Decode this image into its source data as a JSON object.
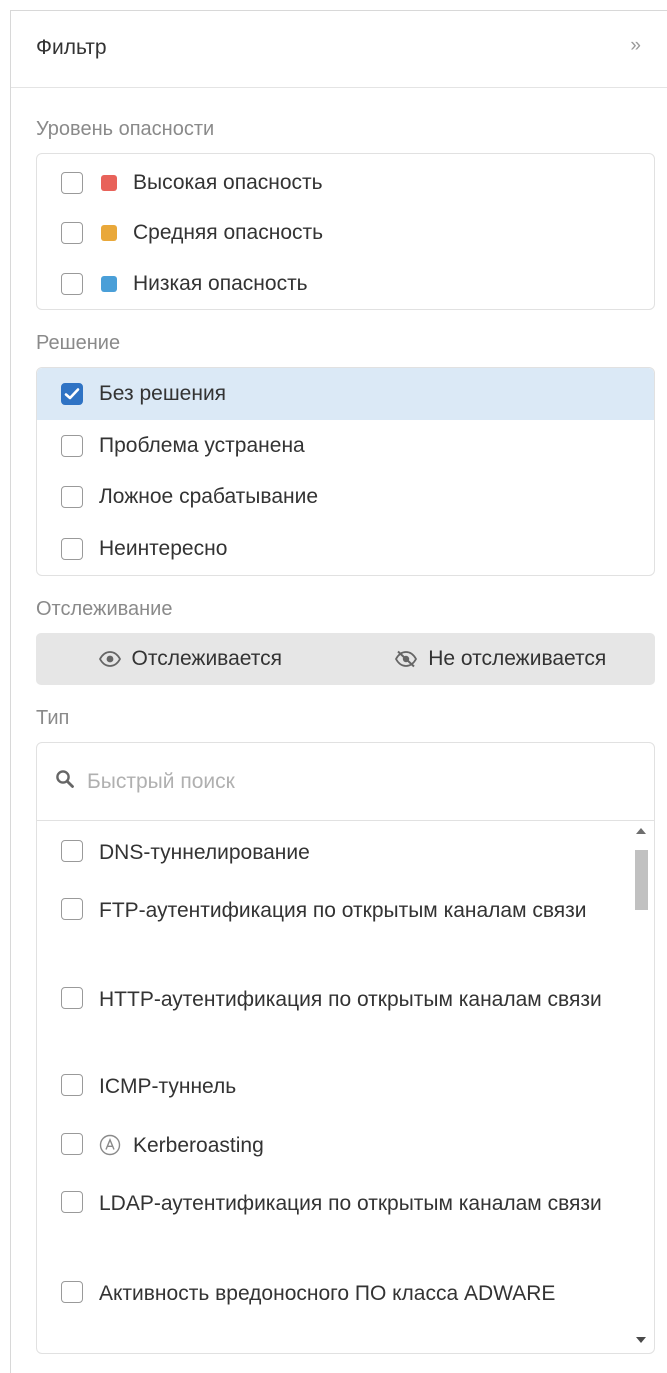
{
  "header": {
    "title": "Фильтр",
    "collapse_icon": "»"
  },
  "severity": {
    "label": "Уровень опасности",
    "items": [
      {
        "label": "Высокая опасность",
        "color": "#e8625a",
        "checked": false
      },
      {
        "label": "Средняя опасность",
        "color": "#e9a83a",
        "checked": false
      },
      {
        "label": "Низкая опасность",
        "color": "#4a9fd8",
        "checked": false
      }
    ]
  },
  "resolution": {
    "label": "Решение",
    "items": [
      {
        "label": "Без решения",
        "checked": true
      },
      {
        "label": "Проблема устранена",
        "checked": false
      },
      {
        "label": "Ложное срабатывание",
        "checked": false
      },
      {
        "label": "Неинтересно",
        "checked": false
      }
    ]
  },
  "tracking": {
    "label": "Отслеживание",
    "options": [
      {
        "label": "Отслеживается",
        "icon": "eye-icon"
      },
      {
        "label": "Не отслеживается",
        "icon": "eye-slash-icon"
      }
    ]
  },
  "type": {
    "label": "Тип",
    "search_placeholder": "Быстрый поиск",
    "items": [
      {
        "label": "DNS-туннелирование",
        "checked": false
      },
      {
        "label": "FTP-аутентификация по открытым каналам связи",
        "checked": false
      },
      {
        "label": "HTTP-аутентификация по открытым каналам связи",
        "checked": false
      },
      {
        "label": "ICMP-туннель",
        "checked": false
      },
      {
        "label": "Kerberoasting",
        "checked": false,
        "icon": "circled-a-icon"
      },
      {
        "label": "LDAP-аутентификация по открытым каналам связи",
        "checked": false
      },
      {
        "label": "Активность вредоносного ПО класса ADWARE",
        "checked": false
      }
    ]
  },
  "colors": {
    "accent": "#2f73c4",
    "selected_row": "#dbe9f6"
  }
}
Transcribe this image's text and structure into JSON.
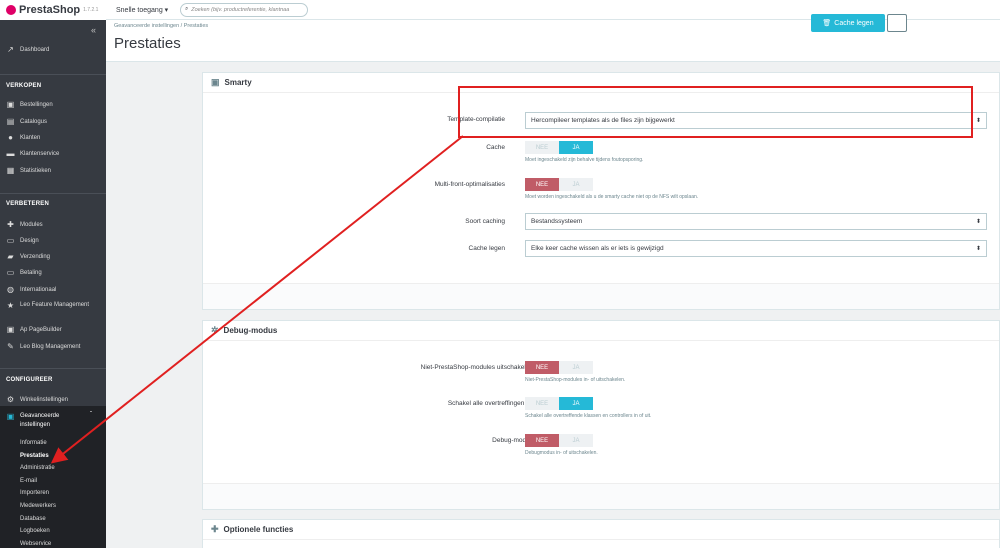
{
  "app": {
    "name": "PrestaShop",
    "version": "1.7.2.1"
  },
  "topbar": {
    "quick_access": "Snelle toegang ▾",
    "search_placeholder": "Zoeken (bijv. productreferentie, klantnaa"
  },
  "sidebar": {
    "collapse": "«",
    "dashboard": "Dashboard",
    "sections": [
      {
        "title": "VERKOPEN",
        "items": [
          "Bestellingen",
          "Catalogus",
          "Klanten",
          "Klantenservice",
          "Statistieken"
        ]
      },
      {
        "title": "VERBETEREN",
        "items": [
          "Modules",
          "Design",
          "Verzending",
          "Betaling",
          "Internationaal",
          "Leo Feature Management",
          "Ap PageBuilder",
          "Leo Blog Management"
        ]
      },
      {
        "title": "CONFIGUREER",
        "items": [
          "Winkelinstellingen",
          "Geavanceerde instellingen"
        ]
      }
    ],
    "subitems": [
      "Informatie",
      "Prestaties",
      "Administratie",
      "E-mail",
      "Importeren",
      "Medewerkers",
      "Database",
      "Logboeken",
      "Webservice"
    ],
    "active_subitem": "Prestaties"
  },
  "header": {
    "breadcrumb": "Geavanceerde instellingen  /  Prestaties",
    "title": "Prestaties",
    "clear_cache_label": "Cache legen"
  },
  "smarty": {
    "title": "Smarty",
    "template_label": "Template-compilatie",
    "template_value": "Hercompileer templates als de files zijn bijgewerkt",
    "cache_label": "Cache",
    "cache_help": "Moet ingeschakeld zijn behalve tijdens foutopsporing.",
    "multifront_label": "Multi-front-optimalisaties",
    "multifront_help": "Moet worden ingeschakeld als u de smarty cache niet op de NFS wilt opslaan.",
    "caching_type_label": "Soort caching",
    "caching_type_value": "Bestandssysteem",
    "clear_cache_label": "Cache legen",
    "clear_cache_value": "Elke keer cache wissen als er iets is gewijzigd"
  },
  "debug": {
    "title": "Debug-modus",
    "nonps_label": "Niet-PrestaShop-modules uitschakelen",
    "nonps_help": "Niet-PrestaShop-modules in- of uitschakelen.",
    "overrides_label": "Schakel alle overtreffingen uit",
    "overrides_help": "Schakel alle overtreffende klassen en controllers in of uit.",
    "debug_label": "Debug-modus",
    "debug_help": "Debugmodus in- of uitschakelen."
  },
  "optional": {
    "title": "Optionele functies"
  },
  "toggle": {
    "no": "NEE",
    "yes": "JA"
  },
  "colors": {
    "accent": "#25b9d7",
    "no_active": "#c05c67",
    "annotation": "#e02020",
    "sidebar": "#363a41"
  }
}
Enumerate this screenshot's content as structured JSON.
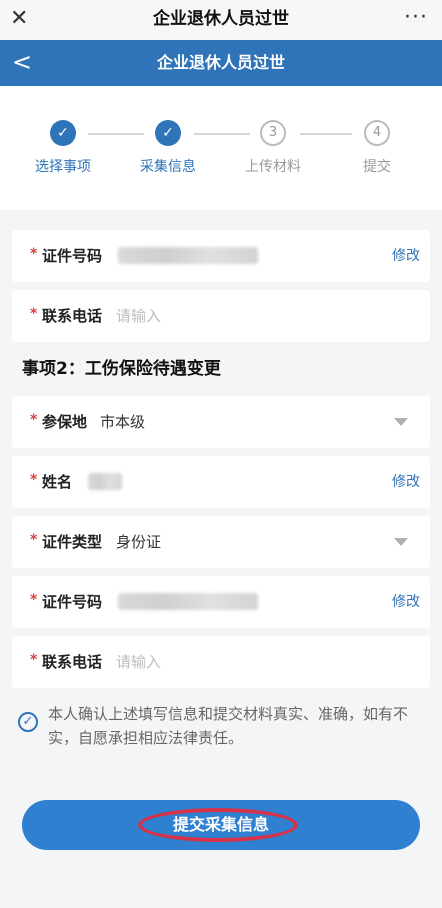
{
  "app": {
    "title": "企业退休人员过世",
    "close_glyph": "✕",
    "more_glyph": "···"
  },
  "nav": {
    "title": "企业退休人员过世",
    "back_glyph": "<"
  },
  "steps": [
    {
      "label": "选择事项",
      "state": "done",
      "mark": "✓"
    },
    {
      "label": "采集信息",
      "state": "done",
      "mark": "✓"
    },
    {
      "label": "上传材料",
      "state": "todo",
      "mark": "3"
    },
    {
      "label": "提交",
      "state": "todo",
      "mark": "4"
    }
  ],
  "form": {
    "fields": [
      {
        "label": "证件号码",
        "action": "修改"
      },
      {
        "label": "联系电话",
        "placeholder": "请输入"
      }
    ],
    "section2_title": "事项2：工伤保险待遇变更",
    "fields2": [
      {
        "label": "参保地",
        "value": "市本级"
      },
      {
        "label": "姓名",
        "action": "修改"
      },
      {
        "label": "证件类型",
        "value": "身份证"
      },
      {
        "label": "证件号码",
        "action": "修改"
      },
      {
        "label": "联系电话",
        "placeholder": "请输入"
      }
    ],
    "required_mark": "*"
  },
  "confirm": {
    "text": "本人确认上述填写信息和提交材料真实、准确，如有不实，自愿承担相应法律责任。",
    "checked": true,
    "check_glyph": "✓"
  },
  "submit": {
    "label": "提交采集信息"
  },
  "colors": {
    "accent": "#2f73b8",
    "required": "#e03b3b",
    "annotation": "#d6334a"
  }
}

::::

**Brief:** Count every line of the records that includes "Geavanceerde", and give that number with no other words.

**Result of the exercise:** 2